## What you should do:
Look through the records below, count the lines with the word "enheter", and reply with only the number.

== Data for analysis ==

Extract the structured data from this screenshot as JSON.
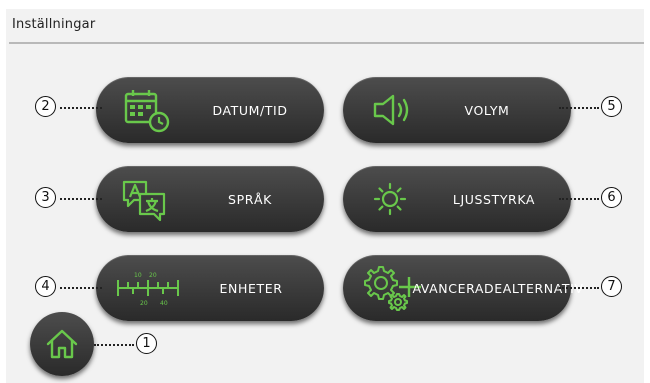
{
  "header": {
    "title": "Inställningar"
  },
  "buttons": {
    "datum_tid": "DATUM/TID",
    "volym": "VOLYM",
    "sprak": "SPRÅK",
    "ljusstyrka": "LJUSSTYRKA",
    "enheter": "ENHETER",
    "avancerade_line1": "AVANCERADE",
    "avancerade_line2": "ALTERNATIV"
  },
  "units_icon": {
    "top_ticks": [
      "10",
      "20"
    ],
    "bottom_ticks": [
      "20",
      "40"
    ]
  },
  "callouts": [
    "1",
    "2",
    "3",
    "4",
    "5",
    "6",
    "7"
  ],
  "icons": {
    "datum_tid": "calendar-clock-icon",
    "volym": "speaker-icon",
    "sprak": "translate-icon",
    "ljusstyrka": "sun-icon",
    "enheter": "ruler-icon",
    "avancerade": "gears-plus-icon",
    "home": "home-icon"
  },
  "colors": {
    "accent": "#69c84b",
    "button": "#3a3a3a",
    "background": "#f2f2f2"
  }
}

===

## Task response:
2